Your task is to return the data below, word for word.

>>>

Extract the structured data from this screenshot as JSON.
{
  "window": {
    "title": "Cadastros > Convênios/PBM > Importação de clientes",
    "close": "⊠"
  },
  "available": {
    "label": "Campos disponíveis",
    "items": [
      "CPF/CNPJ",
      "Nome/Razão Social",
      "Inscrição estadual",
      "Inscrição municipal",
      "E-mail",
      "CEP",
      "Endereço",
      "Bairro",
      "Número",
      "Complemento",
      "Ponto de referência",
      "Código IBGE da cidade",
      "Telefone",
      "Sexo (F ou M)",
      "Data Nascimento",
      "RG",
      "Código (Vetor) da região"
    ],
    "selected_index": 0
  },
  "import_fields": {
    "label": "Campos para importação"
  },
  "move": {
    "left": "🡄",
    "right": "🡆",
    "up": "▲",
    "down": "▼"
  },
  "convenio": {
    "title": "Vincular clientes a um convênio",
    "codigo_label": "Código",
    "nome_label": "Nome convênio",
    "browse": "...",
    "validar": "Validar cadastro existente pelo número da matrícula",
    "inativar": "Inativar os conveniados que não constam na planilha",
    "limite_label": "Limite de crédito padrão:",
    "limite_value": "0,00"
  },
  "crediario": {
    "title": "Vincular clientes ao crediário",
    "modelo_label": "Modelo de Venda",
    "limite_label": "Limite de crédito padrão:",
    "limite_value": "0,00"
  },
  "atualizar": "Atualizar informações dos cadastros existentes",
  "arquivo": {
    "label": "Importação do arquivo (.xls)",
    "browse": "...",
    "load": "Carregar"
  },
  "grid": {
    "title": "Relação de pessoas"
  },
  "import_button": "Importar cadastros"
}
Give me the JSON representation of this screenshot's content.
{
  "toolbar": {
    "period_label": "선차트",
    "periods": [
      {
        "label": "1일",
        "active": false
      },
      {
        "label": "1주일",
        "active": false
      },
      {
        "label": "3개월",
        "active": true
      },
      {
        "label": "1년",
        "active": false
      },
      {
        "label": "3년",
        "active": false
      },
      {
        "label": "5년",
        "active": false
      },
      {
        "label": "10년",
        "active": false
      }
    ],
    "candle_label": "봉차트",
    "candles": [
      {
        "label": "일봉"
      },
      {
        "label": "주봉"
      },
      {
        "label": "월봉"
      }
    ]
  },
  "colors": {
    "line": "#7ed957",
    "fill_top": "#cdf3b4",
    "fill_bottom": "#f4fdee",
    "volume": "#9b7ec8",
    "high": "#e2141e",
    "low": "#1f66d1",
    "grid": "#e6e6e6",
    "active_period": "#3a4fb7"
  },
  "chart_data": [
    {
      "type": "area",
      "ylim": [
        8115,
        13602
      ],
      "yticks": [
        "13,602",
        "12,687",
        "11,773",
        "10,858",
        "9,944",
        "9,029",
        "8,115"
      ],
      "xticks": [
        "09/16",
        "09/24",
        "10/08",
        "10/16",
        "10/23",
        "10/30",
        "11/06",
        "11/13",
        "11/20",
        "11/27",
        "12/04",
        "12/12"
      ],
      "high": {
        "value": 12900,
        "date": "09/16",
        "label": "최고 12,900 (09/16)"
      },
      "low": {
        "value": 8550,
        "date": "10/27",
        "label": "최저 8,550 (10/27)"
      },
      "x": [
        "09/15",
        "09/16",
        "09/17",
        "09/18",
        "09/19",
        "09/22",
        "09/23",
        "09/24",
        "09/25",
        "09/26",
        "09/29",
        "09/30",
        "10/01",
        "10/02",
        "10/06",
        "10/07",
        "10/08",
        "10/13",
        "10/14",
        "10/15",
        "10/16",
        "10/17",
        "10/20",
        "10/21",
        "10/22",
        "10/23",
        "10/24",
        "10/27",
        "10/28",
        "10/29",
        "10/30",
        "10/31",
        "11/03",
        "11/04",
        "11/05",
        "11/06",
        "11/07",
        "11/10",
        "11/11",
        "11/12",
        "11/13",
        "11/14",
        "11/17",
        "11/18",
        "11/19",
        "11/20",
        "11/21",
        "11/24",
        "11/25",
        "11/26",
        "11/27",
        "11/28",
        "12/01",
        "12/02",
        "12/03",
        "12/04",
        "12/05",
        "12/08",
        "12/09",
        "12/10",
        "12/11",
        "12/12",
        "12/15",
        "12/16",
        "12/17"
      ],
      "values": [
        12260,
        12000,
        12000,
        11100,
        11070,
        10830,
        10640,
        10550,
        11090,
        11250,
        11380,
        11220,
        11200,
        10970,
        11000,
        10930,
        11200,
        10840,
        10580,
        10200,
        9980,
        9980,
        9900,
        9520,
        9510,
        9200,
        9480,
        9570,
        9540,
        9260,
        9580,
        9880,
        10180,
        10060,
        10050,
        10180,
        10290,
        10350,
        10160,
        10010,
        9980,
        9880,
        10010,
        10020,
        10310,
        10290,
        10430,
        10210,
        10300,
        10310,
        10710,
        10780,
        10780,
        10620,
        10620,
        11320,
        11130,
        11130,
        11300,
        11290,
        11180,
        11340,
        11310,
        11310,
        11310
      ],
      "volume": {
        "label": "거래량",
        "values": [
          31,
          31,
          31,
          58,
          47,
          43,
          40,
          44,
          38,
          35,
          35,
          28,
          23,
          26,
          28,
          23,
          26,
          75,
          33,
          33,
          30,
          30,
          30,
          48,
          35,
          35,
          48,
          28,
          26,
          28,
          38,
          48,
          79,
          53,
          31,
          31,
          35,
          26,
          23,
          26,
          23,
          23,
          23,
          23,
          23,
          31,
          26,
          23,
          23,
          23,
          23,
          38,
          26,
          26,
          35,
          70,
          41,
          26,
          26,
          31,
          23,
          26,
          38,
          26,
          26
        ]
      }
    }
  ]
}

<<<

- Answer space
Extract the structured data from this screenshot as JSON.
{
  "window": {
    "title": "Cadastros > Convênios/PBM > Importação de clientes",
    "close": "⊠"
  },
  "available": {
    "label": "Campos disponíveis",
    "items": [
      "CPF/CNPJ",
      "Nome/Razão Social",
      "Inscrição estadual",
      "Inscrição municipal",
      "E-mail",
      "CEP",
      "Endereço",
      "Bairro",
      "Número",
      "Complemento",
      "Ponto de referência",
      "Código IBGE da cidade",
      "Telefone",
      "Sexo (F ou M)",
      "Data Nascimento",
      "RG",
      "Código (Vetor) da região"
    ],
    "selected_index": 0
  },
  "import_fields": {
    "label": "Campos para importação"
  },
  "move": {
    "left": "🡄",
    "right": "🡆",
    "up": "▲",
    "down": "▼"
  },
  "convenio": {
    "title": "Vincular clientes a um convênio",
    "codigo_label": "Código",
    "nome_label": "Nome convênio",
    "browse": "...",
    "validar": "Validar cadastro existente pelo número da matrícula",
    "inativar": "Inativar os conveniados que não constam na planilha",
    "limite_label": "Limite de crédito padrão:",
    "limite_value": "0,00"
  },
  "crediario": {
    "title": "Vincular clientes ao crediário",
    "modelo_label": "Modelo de Venda",
    "limite_label": "Limite de crédito padrão:",
    "limite_value": "0,00"
  },
  "atualizar": "Atualizar informações dos cadastros existentes",
  "arquivo": {
    "label": "Importação do arquivo (.xls)",
    "browse": "...",
    "load": "Carregar"
  },
  "grid": {
    "title": "Relação de pessoas"
  },
  "import_button": "Importar cadastros"
}
Give me the JSON representation of this screenshot's content.
{
  "toolbar": {
    "period_label": "선차트",
    "periods": [
      {
        "label": "1일",
        "active": false
      },
      {
        "label": "1주일",
        "active": false
      },
      {
        "label": "3개월",
        "active": true
      },
      {
        "label": "1년",
        "active": false
      },
      {
        "label": "3년",
        "active": false
      },
      {
        "label": "5년",
        "active": false
      },
      {
        "label": "10년",
        "active": false
      }
    ],
    "candle_label": "봉차트",
    "candles": [
      {
        "label": "일봉"
      },
      {
        "label": "주봉"
      },
      {
        "label": "월봉"
      }
    ]
  },
  "colors": {
    "line": "#7ed957",
    "fill_top": "#cdf3b4",
    "fill_bottom": "#f4fdee",
    "volume": "#9b7ec8",
    "high": "#e2141e",
    "low": "#1f66d1",
    "grid": "#e6e6e6",
    "active_period": "#3a4fb7"
  },
  "chart_data": [
    {
      "type": "area",
      "ylim": [
        8115,
        13602
      ],
      "yticks": [
        "13,602",
        "12,687",
        "11,773",
        "10,858",
        "9,944",
        "9,029",
        "8,115"
      ],
      "xticks": [
        "09/16",
        "09/24",
        "10/08",
        "10/16",
        "10/23",
        "10/30",
        "11/06",
        "11/13",
        "11/20",
        "11/27",
        "12/04",
        "12/12"
      ],
      "high": {
        "value": 12900,
        "date": "09/16",
        "label": "최고 12,900 (09/16)"
      },
      "low": {
        "value": 8550,
        "date": "10/27",
        "label": "최저 8,550 (10/27)"
      },
      "x": [
        "09/15",
        "09/16",
        "09/17",
        "09/18",
        "09/19",
        "09/22",
        "09/23",
        "09/24",
        "09/25",
        "09/26",
        "09/29",
        "09/30",
        "10/01",
        "10/02",
        "10/06",
        "10/07",
        "10/08",
        "10/13",
        "10/14",
        "10/15",
        "10/16",
        "10/17",
        "10/20",
        "10/21",
        "10/22",
        "10/23",
        "10/24",
        "10/27",
        "10/28",
        "10/29",
        "10/30",
        "10/31",
        "11/03",
        "11/04",
        "11/05",
        "11/06",
        "11/07",
        "11/10",
        "11/11",
        "11/12",
        "11/13",
        "11/14",
        "11/17",
        "11/18",
        "11/19",
        "11/20",
        "11/21",
        "11/24",
        "11/25",
        "11/26",
        "11/27",
        "11/28",
        "12/01",
        "12/02",
        "12/03",
        "12/04",
        "12/05",
        "12/08",
        "12/09",
        "12/10",
        "12/11",
        "12/12",
        "12/15",
        "12/16",
        "12/17"
      ],
      "values": [
        12260,
        12000,
        12000,
        11100,
        11070,
        10830,
        10640,
        10550,
        11090,
        11250,
        11380,
        11220,
        11200,
        10970,
        11000,
        10930,
        11200,
        10840,
        10580,
        10200,
        9980,
        9980,
        9900,
        9520,
        9510,
        9200,
        9480,
        9570,
        9540,
        9260,
        9580,
        9880,
        10180,
        10060,
        10050,
        10180,
        10290,
        10350,
        10160,
        10010,
        9980,
        9880,
        10010,
        10020,
        10310,
        10290,
        10430,
        10210,
        10300,
        10310,
        10710,
        10780,
        10780,
        10620,
        10620,
        11320,
        11130,
        11130,
        11300,
        11290,
        11180,
        11340,
        11310,
        11310,
        11310
      ],
      "volume": {
        "label": "거래량",
        "values": [
          31,
          31,
          31,
          58,
          47,
          43,
          40,
          44,
          38,
          35,
          35,
          28,
          23,
          26,
          28,
          23,
          26,
          75,
          33,
          33,
          30,
          30,
          30,
          48,
          35,
          35,
          48,
          28,
          26,
          28,
          38,
          48,
          79,
          53,
          31,
          31,
          35,
          26,
          23,
          26,
          23,
          23,
          23,
          23,
          23,
          31,
          26,
          23,
          23,
          23,
          23,
          38,
          26,
          26,
          35,
          70,
          41,
          26,
          26,
          31,
          23,
          26,
          38,
          26,
          26
        ]
      }
    }
  ]
}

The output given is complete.